The Blind Man was a key magazine of the early 20th century, the product of a rich network of proto-Dada, modernist and other avant-garde New York salons and publications that introduced audiences to Dada in the US.
Produced by Marcel Duchamp, Beatrice Wood and Henri-Pierre Roch , only two issues of the Blind Man ever appeared, but these included a who's who of the New York and Paris avant-gardes: Mina Loy, Walter Conrad Arensberg, Francis Picabia, Gabrielle Buffet, Allen Norton, Clara Tice, Alfred Stieglitz, Charles Demuth, Charles Duncan, Erik Satie, Carl Van Vechten and Louise Norton all appeared in its pages.
Allegedly, the fate of the Blind Man was decided in a chess game between Roch and Picabia (who was about to put out his own Dada publication, 391). And the magazine went out with a bang--its final issue has gone down in art history for featuring Stieglitz's iconic photograph of Duchamp's "Fountain" and a defense of that work, seen now as perhaps the most important artwork of the 20th century.

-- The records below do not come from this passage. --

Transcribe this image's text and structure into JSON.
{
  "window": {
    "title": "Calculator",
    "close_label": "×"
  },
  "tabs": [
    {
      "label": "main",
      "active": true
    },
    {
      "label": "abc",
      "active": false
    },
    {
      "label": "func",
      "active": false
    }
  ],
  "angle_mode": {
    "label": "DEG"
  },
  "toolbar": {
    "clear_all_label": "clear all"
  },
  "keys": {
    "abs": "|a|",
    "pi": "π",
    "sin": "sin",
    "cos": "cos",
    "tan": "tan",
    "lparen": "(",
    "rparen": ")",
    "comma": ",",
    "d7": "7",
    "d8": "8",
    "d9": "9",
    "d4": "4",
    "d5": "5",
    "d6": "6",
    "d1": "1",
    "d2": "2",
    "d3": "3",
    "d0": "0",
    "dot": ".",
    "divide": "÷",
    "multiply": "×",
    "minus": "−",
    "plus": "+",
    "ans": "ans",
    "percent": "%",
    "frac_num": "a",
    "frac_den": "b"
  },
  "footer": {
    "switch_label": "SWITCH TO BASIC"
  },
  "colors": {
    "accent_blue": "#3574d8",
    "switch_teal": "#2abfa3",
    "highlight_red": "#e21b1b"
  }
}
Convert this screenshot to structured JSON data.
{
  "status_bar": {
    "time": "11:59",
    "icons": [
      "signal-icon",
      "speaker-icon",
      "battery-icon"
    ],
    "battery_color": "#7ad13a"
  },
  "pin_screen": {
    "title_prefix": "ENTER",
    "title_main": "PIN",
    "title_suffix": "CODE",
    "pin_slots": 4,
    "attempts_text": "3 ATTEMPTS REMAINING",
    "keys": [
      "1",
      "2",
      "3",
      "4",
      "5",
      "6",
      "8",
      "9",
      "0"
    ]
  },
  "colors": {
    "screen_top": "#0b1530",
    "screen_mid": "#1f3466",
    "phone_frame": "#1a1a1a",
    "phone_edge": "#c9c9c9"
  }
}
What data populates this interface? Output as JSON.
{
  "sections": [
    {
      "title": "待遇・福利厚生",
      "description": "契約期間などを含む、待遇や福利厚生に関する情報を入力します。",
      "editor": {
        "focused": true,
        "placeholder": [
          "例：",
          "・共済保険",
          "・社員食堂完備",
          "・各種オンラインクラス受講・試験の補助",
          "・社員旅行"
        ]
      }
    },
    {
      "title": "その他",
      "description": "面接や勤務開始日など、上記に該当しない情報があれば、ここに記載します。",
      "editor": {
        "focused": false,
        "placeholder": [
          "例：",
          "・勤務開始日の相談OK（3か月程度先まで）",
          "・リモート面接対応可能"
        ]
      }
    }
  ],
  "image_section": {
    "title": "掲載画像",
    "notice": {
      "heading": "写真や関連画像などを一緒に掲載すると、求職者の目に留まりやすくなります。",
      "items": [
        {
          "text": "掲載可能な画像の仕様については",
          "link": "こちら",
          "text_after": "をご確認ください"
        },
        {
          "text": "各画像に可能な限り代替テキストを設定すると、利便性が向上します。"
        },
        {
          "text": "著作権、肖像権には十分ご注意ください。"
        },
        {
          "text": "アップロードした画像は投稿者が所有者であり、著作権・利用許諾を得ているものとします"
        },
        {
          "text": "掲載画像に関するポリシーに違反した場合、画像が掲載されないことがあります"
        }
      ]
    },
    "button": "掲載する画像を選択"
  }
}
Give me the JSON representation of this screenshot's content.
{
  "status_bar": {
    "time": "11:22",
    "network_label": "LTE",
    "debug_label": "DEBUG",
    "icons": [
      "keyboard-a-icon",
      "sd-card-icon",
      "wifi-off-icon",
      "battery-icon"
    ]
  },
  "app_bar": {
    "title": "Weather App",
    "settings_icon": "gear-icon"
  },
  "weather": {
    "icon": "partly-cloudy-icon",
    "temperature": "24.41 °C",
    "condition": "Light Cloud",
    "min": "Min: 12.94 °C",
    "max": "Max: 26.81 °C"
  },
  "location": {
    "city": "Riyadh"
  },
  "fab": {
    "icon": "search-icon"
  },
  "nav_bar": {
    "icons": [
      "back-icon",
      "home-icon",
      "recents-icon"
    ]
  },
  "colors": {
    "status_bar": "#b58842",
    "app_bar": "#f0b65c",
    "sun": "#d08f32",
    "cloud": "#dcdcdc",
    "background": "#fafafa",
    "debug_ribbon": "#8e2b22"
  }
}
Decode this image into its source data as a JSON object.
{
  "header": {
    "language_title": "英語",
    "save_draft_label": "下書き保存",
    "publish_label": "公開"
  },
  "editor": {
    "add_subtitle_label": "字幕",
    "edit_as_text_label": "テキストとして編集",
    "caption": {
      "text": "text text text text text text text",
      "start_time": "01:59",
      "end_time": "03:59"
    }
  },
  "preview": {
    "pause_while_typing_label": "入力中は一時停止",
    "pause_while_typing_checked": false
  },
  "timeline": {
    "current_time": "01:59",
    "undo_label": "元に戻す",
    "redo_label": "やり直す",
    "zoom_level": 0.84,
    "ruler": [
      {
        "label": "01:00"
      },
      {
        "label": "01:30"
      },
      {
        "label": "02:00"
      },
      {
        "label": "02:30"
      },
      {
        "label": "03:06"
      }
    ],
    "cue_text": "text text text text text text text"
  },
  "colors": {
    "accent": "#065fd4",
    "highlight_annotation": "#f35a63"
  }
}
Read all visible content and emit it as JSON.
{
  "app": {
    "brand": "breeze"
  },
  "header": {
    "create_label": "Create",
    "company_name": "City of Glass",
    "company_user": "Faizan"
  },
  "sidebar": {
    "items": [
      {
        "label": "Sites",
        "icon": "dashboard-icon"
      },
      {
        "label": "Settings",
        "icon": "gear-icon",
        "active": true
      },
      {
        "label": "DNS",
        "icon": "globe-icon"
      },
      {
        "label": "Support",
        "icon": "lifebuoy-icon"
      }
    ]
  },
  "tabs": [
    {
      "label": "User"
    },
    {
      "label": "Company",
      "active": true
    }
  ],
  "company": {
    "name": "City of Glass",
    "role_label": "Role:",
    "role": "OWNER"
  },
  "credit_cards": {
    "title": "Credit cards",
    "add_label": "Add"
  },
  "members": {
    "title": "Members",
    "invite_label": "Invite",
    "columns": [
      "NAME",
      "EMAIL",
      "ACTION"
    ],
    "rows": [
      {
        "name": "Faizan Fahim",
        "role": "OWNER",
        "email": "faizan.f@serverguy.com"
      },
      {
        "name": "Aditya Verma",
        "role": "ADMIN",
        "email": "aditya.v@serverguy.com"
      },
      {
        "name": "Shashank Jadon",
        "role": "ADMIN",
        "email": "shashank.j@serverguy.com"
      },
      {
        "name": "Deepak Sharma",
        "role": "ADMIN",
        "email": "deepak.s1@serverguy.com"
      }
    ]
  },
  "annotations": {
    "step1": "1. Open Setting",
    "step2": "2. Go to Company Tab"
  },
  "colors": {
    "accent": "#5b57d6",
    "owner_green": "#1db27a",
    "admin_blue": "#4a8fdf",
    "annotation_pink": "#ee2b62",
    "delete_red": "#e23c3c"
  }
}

The Blind Man: New York Dada, 1917 brings back the magazine in a facsimile reprint, along with reproductions of the Ridgefield Gazook and the poster for the Blind Man's Ball designed by Beatrice Wood, all packaged together in a handsome boxed set.